Find the right sheet rubber

Let’s face it sheet rubber properties are confusing. There are many rubber variations and polymer types to choose from. If not an experienced user, how do you select between Neoprene, SBR, EPDM or Nitrile sheet rubber?

This reinforces the importance of being well informed on the sheet rubber properties you are evaluating. A critical factor to consider is the operating environment your material will be subject to. Will the rubber be exposed to ozone or UV rays? Does it operate in continuous high-temperature conditions or semi-submerged in fluids? All end-use environments present different challenges. Fortunately, there is almost always a sheet rubber material designed to best perform for the conditions.

Outlined below are the most commonly evaluated rubber characteristics and their importance to application performance:

Durometer/Hardness

What it Measures: A material’s resistance to permanent indentation.

Common Measurement Scale: Shore A Durometer Scale

Test Method: ASTM D2240

Why is this Important: Durometer lets us know how easily the sheet rubber material is compressed under applied force. Therefore rubber with a low durometer rating will feel softer to the touch versus higher durometer materials.

Tensile Strength

What it Measures: The maximum amount of tension or stress a material can take before failure. Normalized by the cross sectional area.

Common Measurement Scale: Pounds per Square Inch (PSI) or Megapascal (MPa)

Test Method: ASTM D412

Why is this Important: Often is an important indicator regarding quality. The tensile strength of a rubber compound provides a measurement of the strength. 

Ultimate Elongation

What it Measures: The maximum amount of strain a material can take before failure (length at break divided by original length).

Common Measurement Scale: Percentage of Original Length.

Test Method: ASTM D412

Why is this Important: You may require a material which can be repeatedly stretched, bent or reshaped then return to original form. As a general rule rubber can extend by a large amount before failure.

Heat Resistance

What it Measures: The influence of elevated temperature on the physical properties of sheet rubber.

Common Measurement Scale: Percentage Change and Actual Change.

Test Method: ASTM D573

Why is this Important: Heat aging is a convenient way to preview how a material will perform in the application or after years of service.

Compression Set

What it Measures: The residual deformation of the rubber after it has been exposed to compression stresses at elevated temperatures for a set period of time.

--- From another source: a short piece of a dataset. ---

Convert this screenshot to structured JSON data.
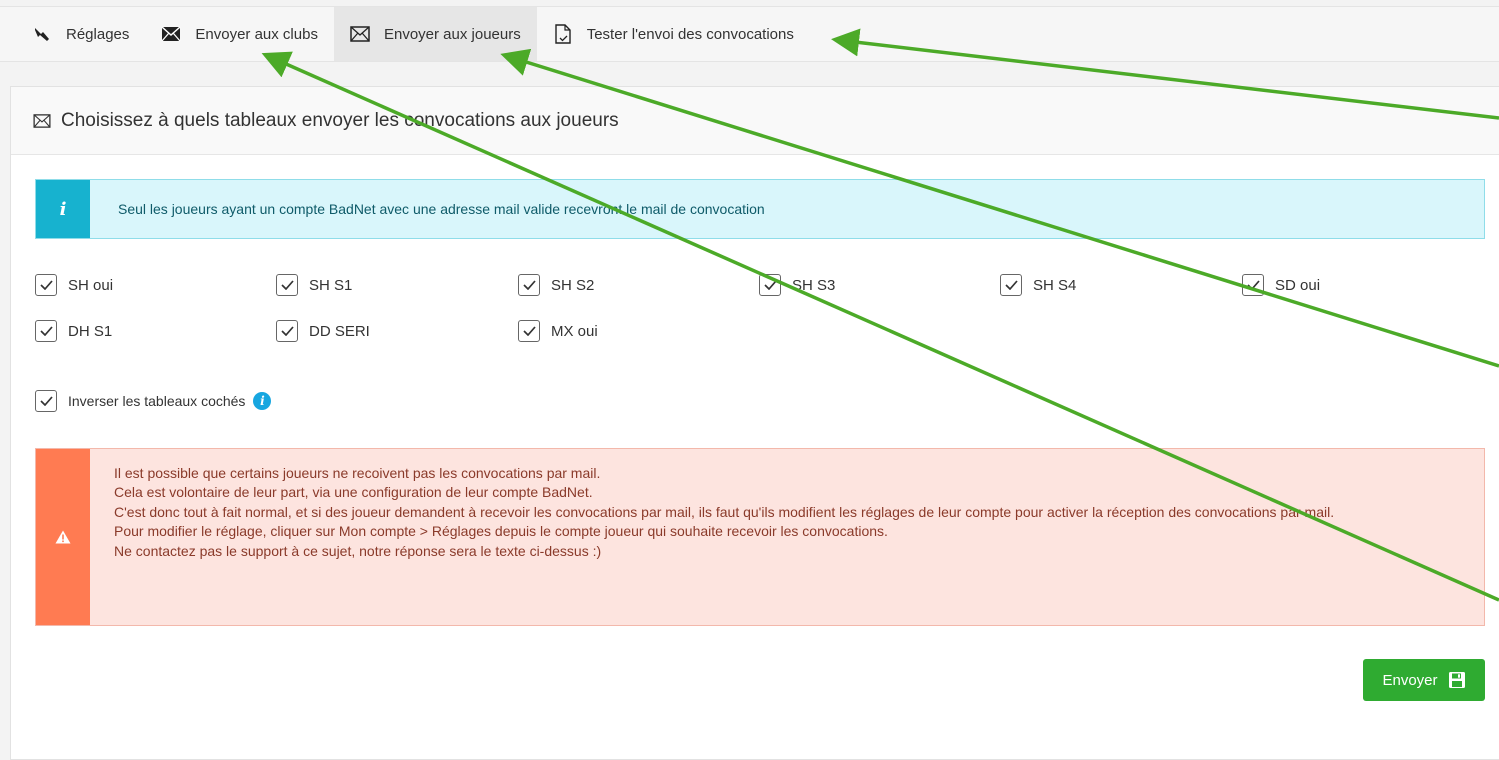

Common Measurement Scale: Percentage Remaining of the Original Deformation.

Test Method: ASTM D395

Why is this Important: In applications where gaskets may need to be reused, or when dynamic forces or temperatures are present. The ability of the rubber to return to its original shape is especially important.

Tear Strength

What it Measures: How well a material can withstand the effects of tearing.

Common Measurement Scale: Pounds per Linear Inch (PLI) or kilonewtons per meter (kN/m)

Test Method: ASTM D624

Why is this Important: How well your chosen polymer will resist the growth of any cuts/nicks under tension is critical for highly abrasive environments.

Low Working Temperature

What it Measures: The lowest rated temperature environment the material should be used in.

Common Measurement Scale: Celsius (°C) or Fahrenheit (°F)

Why is this Important: Important for applications where prolonged exposure to low temperature conditions exists.

High Working Temperature

What it Measures: The highest rated temperature environment the material should be used in.

Common Measurement Scale: Celsius (°C) or Fahrenheit (°F)

Why is this Important: Important for applications where prolonged exposure to elevated temperatures may result in premature material degradation.